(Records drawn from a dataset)
----

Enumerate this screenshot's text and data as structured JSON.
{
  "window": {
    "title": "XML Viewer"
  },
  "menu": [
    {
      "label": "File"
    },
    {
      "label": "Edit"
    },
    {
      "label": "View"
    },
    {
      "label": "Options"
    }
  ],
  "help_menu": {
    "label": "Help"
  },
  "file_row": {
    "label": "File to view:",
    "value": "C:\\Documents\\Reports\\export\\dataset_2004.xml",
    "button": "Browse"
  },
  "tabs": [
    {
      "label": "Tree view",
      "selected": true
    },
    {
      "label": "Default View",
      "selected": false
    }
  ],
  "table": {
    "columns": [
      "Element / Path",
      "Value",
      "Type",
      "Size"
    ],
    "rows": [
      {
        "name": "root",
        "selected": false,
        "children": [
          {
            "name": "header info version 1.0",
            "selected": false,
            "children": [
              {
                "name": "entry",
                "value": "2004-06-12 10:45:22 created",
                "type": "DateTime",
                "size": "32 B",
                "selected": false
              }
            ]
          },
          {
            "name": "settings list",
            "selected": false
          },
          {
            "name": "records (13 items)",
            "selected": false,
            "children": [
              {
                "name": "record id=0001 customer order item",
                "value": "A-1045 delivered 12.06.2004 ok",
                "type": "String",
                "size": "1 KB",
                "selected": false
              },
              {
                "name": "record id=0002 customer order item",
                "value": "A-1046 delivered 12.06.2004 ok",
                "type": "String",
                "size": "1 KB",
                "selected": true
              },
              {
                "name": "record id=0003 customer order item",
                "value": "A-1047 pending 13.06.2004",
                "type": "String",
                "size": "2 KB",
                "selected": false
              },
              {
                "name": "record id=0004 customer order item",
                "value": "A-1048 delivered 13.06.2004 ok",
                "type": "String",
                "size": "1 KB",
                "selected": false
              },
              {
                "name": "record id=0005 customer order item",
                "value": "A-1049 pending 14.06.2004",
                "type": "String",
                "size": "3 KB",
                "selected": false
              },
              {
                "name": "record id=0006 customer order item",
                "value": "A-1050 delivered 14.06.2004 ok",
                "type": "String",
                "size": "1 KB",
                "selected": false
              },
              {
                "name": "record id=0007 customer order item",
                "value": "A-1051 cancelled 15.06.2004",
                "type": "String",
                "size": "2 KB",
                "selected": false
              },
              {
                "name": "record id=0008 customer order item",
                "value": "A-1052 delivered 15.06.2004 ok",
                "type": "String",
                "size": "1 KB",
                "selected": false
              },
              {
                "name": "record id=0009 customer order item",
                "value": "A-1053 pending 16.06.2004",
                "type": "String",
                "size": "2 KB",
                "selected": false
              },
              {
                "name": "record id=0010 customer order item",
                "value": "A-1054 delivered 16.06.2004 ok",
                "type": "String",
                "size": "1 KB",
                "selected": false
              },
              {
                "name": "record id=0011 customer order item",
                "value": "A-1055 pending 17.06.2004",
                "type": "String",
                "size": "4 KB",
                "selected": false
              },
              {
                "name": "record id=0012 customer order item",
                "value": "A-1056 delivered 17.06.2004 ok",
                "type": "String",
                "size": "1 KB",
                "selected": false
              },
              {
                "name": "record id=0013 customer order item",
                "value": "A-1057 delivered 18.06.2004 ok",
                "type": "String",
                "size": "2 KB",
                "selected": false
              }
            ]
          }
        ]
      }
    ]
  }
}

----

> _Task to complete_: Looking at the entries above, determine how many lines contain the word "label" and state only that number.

> _Exercise solution_: 8